The next the boy knew, his father was shaking him, already had him wrapped in a blanket and was carrying him home. Shaawano’s chest was broad and although he already spat tubercular blood that would tell the end of his story, he was still a strong man. It would take him many years to die. In those years, he would tell the boy, who had forgotten this part entirely, that at first when he talked about the shadows he thought his son was visited by manidoog. But then as the boy described the shapes, his father felt very uneasy in his mind and decided to take his gun out there. So he built up the fire in the cabin, and settled his boy near, and went back out into the snow. Perhaps the story spread all through our settlements because the father had to tell what he saw, again and again, in order to get rid of it. Perhaps like all frightful dreams, amanisowin, he had to say it to divide its power, though in this case it would not stop being real.
The tracks of the shadows were wolves, and in those times when our guns had taken all their food for furs and hides to sell, wolves were bold and had abandoned the old agreement between themselves and the first humans. For a time, until we understood and let the game increas
For a time, the boy had no understanding of what had happened. His father kept what he knew to himself, at least that first year, and when his son asked about his sister’s brown plaid shawl, torn in pieces, why it was kept in the house, his father said nothing. But he wept if the boy asked if she was cold. It was only after Shaawano was weakened by the disease that he began to tell it far too often, and always the same. How when the wolves closed in, Anaquot threw her daughter to them.

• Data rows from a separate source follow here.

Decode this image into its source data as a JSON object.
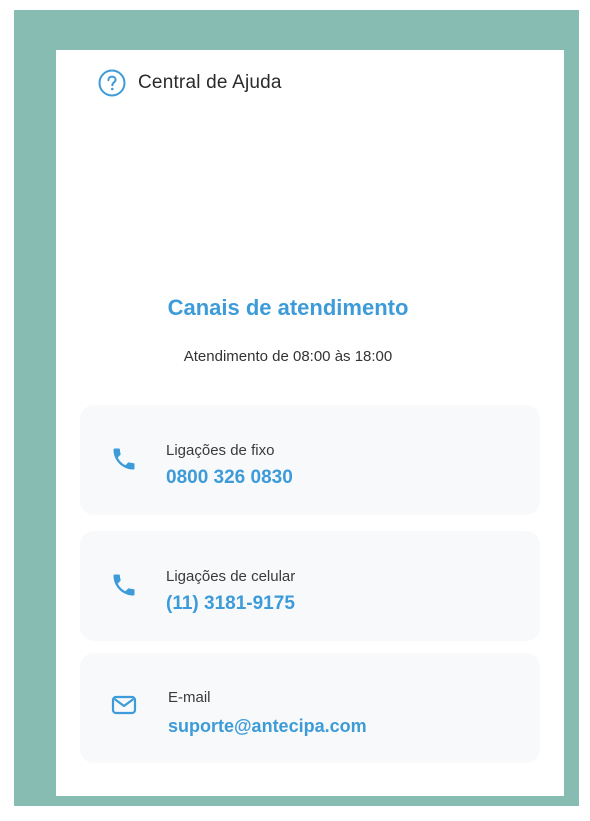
{
  "header": {
    "icon": "help-circle-icon",
    "title": "Central de Ajuda"
  },
  "main": {
    "heading": "Canais de atendimento",
    "subheading": "Atendimento de 08:00 às 18:00",
    "channels": [
      {
        "icon": "phone-icon",
        "label": "Ligações de fixo",
        "value": "0800 326 0830"
      },
      {
        "icon": "phone-icon",
        "label": "Ligações de celular",
        "value": "(11) 3181-9175"
      },
      {
        "icon": "mail-icon",
        "label": "E-mail",
        "value": "suporte@antecipa.com"
      }
    ]
  },
  "colors": {
    "frame": "#86bcb2",
    "accent": "#3c9bd8",
    "card_bg": "#ffffff",
    "channel_bg": "#f8f9fa"
  }
}
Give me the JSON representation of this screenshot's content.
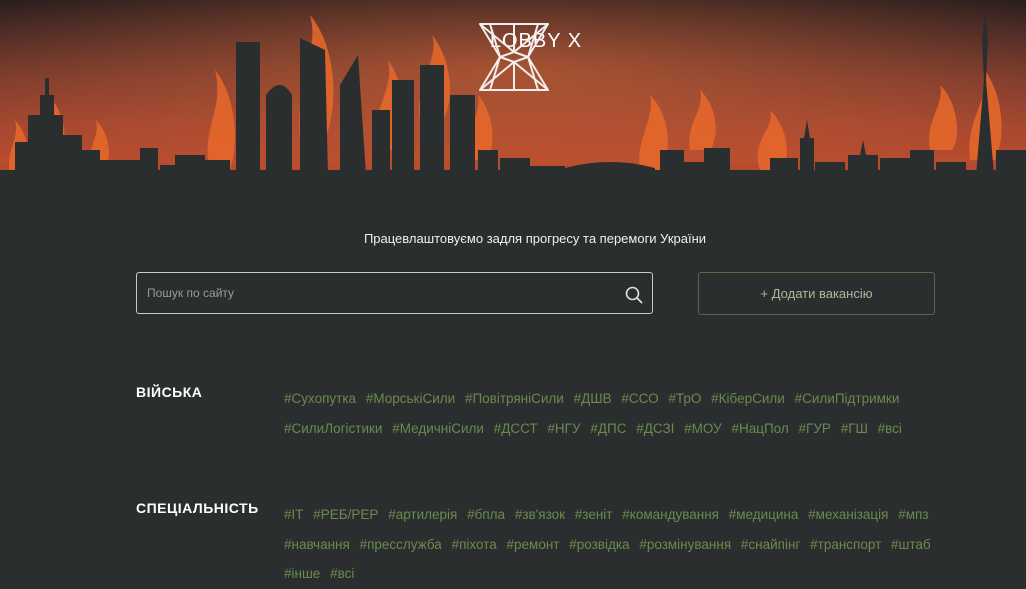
{
  "header": {
    "logo_text": "LOBBY X",
    "colors": {
      "accent_green": "#6b8a4e",
      "fire": "#c0462b",
      "background": "#2b2e2f"
    }
  },
  "tagline": "Працевлаштовуємо задля прогресу та перемоги України",
  "search": {
    "placeholder": "Пошук по сайту",
    "value": "",
    "icon": "search-icon"
  },
  "add_button": {
    "label": "+ Додати вакансію"
  },
  "sections": [
    {
      "label": "ВІЙСЬКА",
      "tags": [
        "#Сухопутка",
        "#МорськіСили",
        "#ПовітряніСили",
        "#ДШВ",
        "#ССО",
        "#ТрО",
        "#КіберСили",
        "#СилиПідтримки",
        "#СилиЛогістики",
        "#МедичніСили",
        "#ДССТ",
        "#НГУ",
        "#ДПС",
        "#ДСЗІ",
        "#МОУ",
        "#НацПол",
        "#ГУР",
        "#ГШ",
        "#всі"
      ]
    },
    {
      "label": "СПЕЦІАЛЬНІСТЬ",
      "tags": [
        "#IT",
        "#РЕБ/РЕР",
        "#артилерія",
        "#бпла",
        "#зв'язок",
        "#зеніт",
        "#командування",
        "#медицина",
        "#механізація",
        "#мпз",
        "#навчання",
        "#пресслужба",
        "#піхота",
        "#ремонт",
        "#розвідка",
        "#розмінування",
        "#снайпінг",
        "#транспорт",
        "#штаб",
        "#інше",
        "#всі"
      ]
    }
  ]
}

When his father said those words, the boy went still in thought. What had his sister felt? What had thrust through her heart? Had something broken in her too, the way something broke like a stick inside of him? Even then, he knew this broken place would never be mended inside him, except by some terrible means. For he kept seeing his mother put the baby down and grip his sister around the waist, her arms still strong enough. Then he saw Anaquot swing the girl lightly out over the board sides of the wagon. He saw the brown shawl with the red lines flying open. He saw the wolves, the shadows, rush together quick and avid as the wagon with the sled runners disappeared into the distance, forever, for neither he nor his father ever saw Anaquot again.
The Painted Drum by Louise Erdrich / Young Adult have rating 4 out of 5 / Based on32 votes